**Task to complete:**
Lines before the one containing "Decode this image" are left out; that line and every line after it, through the end of the records, are to be reproduced exactly.
##########
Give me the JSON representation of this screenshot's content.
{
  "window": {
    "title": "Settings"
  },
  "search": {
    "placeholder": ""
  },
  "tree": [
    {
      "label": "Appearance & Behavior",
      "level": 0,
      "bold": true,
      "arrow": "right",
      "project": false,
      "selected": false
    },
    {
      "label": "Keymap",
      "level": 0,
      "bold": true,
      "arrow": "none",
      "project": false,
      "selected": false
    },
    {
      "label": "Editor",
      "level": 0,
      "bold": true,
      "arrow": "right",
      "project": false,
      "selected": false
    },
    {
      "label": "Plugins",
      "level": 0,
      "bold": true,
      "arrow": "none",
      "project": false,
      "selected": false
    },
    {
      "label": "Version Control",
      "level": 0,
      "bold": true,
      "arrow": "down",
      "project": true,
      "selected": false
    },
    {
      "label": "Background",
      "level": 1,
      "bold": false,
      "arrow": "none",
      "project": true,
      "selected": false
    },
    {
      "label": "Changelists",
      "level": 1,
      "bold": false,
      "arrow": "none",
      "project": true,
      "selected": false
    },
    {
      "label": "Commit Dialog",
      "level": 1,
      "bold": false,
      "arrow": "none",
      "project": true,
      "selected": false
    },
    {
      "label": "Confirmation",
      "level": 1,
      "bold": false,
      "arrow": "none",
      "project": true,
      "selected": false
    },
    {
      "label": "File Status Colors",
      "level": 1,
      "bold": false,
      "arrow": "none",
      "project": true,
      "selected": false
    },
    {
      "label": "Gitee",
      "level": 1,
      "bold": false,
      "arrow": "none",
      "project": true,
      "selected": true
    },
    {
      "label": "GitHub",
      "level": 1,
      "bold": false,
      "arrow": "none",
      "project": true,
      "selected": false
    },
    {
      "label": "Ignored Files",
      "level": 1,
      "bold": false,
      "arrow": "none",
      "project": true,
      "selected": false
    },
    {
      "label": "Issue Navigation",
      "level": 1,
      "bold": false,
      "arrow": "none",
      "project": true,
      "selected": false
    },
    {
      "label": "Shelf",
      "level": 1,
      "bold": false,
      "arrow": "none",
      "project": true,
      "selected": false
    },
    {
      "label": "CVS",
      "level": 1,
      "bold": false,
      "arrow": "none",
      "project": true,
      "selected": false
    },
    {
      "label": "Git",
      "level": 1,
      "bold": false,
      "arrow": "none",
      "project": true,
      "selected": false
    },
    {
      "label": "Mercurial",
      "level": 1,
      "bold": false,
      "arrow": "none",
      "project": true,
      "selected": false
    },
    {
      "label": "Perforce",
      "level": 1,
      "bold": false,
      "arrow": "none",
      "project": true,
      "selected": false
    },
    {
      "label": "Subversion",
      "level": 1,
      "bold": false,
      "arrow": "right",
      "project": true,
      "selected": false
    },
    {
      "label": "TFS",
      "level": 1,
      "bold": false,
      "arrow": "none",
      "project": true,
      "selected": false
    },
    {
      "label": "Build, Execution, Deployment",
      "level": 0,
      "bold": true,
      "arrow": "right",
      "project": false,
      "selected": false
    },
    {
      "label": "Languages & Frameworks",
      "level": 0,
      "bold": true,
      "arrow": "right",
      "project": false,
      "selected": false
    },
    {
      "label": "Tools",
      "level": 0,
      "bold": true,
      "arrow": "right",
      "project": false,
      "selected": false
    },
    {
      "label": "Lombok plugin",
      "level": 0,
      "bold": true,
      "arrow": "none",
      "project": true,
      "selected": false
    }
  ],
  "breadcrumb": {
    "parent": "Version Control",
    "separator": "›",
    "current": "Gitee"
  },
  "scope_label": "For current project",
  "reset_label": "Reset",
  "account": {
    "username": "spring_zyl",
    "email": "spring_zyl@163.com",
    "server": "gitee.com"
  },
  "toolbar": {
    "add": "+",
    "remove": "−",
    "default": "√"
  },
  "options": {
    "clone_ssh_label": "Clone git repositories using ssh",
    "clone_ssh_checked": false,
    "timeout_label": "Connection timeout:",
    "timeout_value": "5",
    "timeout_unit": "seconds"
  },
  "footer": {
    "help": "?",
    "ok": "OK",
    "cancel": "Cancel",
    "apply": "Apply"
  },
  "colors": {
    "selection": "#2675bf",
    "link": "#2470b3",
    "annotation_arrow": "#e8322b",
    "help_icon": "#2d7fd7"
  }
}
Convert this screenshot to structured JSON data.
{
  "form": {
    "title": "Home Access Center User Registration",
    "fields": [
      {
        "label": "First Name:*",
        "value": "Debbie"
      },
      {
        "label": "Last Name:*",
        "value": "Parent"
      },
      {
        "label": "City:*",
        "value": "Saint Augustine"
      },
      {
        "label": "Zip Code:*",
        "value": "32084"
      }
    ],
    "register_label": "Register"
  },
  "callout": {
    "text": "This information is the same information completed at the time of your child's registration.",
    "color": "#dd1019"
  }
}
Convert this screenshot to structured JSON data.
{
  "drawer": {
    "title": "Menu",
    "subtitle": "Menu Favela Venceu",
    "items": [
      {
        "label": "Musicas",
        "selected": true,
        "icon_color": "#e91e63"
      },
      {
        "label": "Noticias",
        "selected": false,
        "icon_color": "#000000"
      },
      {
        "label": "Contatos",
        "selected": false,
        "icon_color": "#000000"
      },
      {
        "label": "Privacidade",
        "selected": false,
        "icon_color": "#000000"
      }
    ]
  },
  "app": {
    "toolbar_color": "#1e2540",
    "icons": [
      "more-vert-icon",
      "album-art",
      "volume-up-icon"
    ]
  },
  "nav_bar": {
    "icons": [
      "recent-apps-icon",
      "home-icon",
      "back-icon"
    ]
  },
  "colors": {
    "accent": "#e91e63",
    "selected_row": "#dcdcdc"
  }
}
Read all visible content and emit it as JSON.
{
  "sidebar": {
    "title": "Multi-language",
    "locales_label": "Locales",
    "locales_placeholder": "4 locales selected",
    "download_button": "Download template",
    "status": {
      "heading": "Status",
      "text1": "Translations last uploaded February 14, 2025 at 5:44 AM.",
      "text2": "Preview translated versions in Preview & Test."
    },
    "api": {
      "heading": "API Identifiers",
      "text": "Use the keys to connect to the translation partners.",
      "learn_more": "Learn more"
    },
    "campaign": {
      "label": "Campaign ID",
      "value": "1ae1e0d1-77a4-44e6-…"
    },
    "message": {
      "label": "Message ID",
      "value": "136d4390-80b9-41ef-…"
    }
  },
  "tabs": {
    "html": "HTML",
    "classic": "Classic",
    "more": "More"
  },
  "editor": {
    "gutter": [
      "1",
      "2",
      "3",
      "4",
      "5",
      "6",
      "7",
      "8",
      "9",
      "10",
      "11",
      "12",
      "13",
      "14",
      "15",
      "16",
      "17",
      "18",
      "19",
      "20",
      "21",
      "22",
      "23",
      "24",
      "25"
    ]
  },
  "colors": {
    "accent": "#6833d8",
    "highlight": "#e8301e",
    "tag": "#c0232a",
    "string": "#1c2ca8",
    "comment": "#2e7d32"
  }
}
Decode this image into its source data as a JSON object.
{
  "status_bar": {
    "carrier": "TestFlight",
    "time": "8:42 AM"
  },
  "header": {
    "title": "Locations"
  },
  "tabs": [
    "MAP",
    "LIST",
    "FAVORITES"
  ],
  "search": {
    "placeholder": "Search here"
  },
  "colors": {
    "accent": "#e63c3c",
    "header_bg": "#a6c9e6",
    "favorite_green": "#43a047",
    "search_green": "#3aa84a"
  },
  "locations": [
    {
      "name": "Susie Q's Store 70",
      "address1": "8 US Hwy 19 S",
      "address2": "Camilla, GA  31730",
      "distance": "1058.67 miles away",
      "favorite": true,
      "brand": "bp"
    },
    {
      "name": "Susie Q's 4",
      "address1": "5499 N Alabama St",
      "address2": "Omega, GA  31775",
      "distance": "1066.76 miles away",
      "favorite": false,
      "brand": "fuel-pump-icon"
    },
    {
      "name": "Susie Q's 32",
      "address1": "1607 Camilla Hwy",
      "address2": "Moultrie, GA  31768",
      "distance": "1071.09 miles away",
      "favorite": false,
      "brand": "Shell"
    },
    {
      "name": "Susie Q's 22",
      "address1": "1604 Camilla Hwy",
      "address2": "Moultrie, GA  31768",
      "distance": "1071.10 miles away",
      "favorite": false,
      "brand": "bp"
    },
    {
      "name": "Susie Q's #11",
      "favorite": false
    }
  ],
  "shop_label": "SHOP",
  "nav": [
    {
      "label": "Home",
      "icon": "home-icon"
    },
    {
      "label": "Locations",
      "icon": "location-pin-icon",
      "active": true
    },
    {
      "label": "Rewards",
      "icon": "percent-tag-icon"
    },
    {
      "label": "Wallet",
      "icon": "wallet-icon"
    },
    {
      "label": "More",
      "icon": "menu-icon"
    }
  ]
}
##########
**Response to the task:**
Decode this image into its source data as a JSON object.
{
  "status_bar": {
    "carrier": "TestFlight",
    "time": "8:42 AM"
  },
  "header": {
    "title": "Locations"
  },
  "tabs": [
    "MAP",
    "LIST",
    "FAVORITES"
  ],
  "search": {
    "placeholder": "Search here"
  },
  "colors": {
    "accent": "#e63c3c",
    "header_bg": "#a6c9e6",
    "favorite_green": "#43a047",
    "search_green": "#3aa84a"
  },
  "locations": [
    {
      "name": "Susie Q's Store 70",
      "address1": "8 US Hwy 19 S",
      "address2": "Camilla, GA  31730",
      "distance": "1058.67 miles away",
      "favorite": true,
      "brand": "bp"
    },
    {
      "name": "Susie Q's 4",
      "address1": "5499 N Alabama St",
      "address2": "Omega, GA  31775",
      "distance": "1066.76 miles away",
      "favorite": false,
      "brand": "fuel-pump-icon"
    },
    {
      "name": "Susie Q's 32",
      "address1": "1607 Camilla Hwy",
      "address2": "Moultrie, GA  31768",
      "distance": "1071.09 miles away",
      "favorite": false,
      "brand": "Shell"
    },
    {
      "name": "Susie Q's 22",
      "address1": "1604 Camilla Hwy",
      "address2": "Moultrie, GA  31768",
      "distance": "1071.10 miles away",
      "favorite": false,
      "brand": "bp"
    },
    {
      "name": "Susie Q's #11",
      "favorite": false
    }
  ],
  "shop_label": "SHOP",
  "nav": [
    {
      "label": "Home",
      "icon": "home-icon"
    },
    {
      "label": "Locations",
      "icon": "location-pin-icon",
      "active": true
    },
    {
      "label": "Rewards",
      "icon": "percent-tag-icon"
    },
    {
      "label": "Wallet",
      "icon": "wallet-icon"
    },
    {
      "label": "More",
      "icon": "menu-icon"
    }
  ]
}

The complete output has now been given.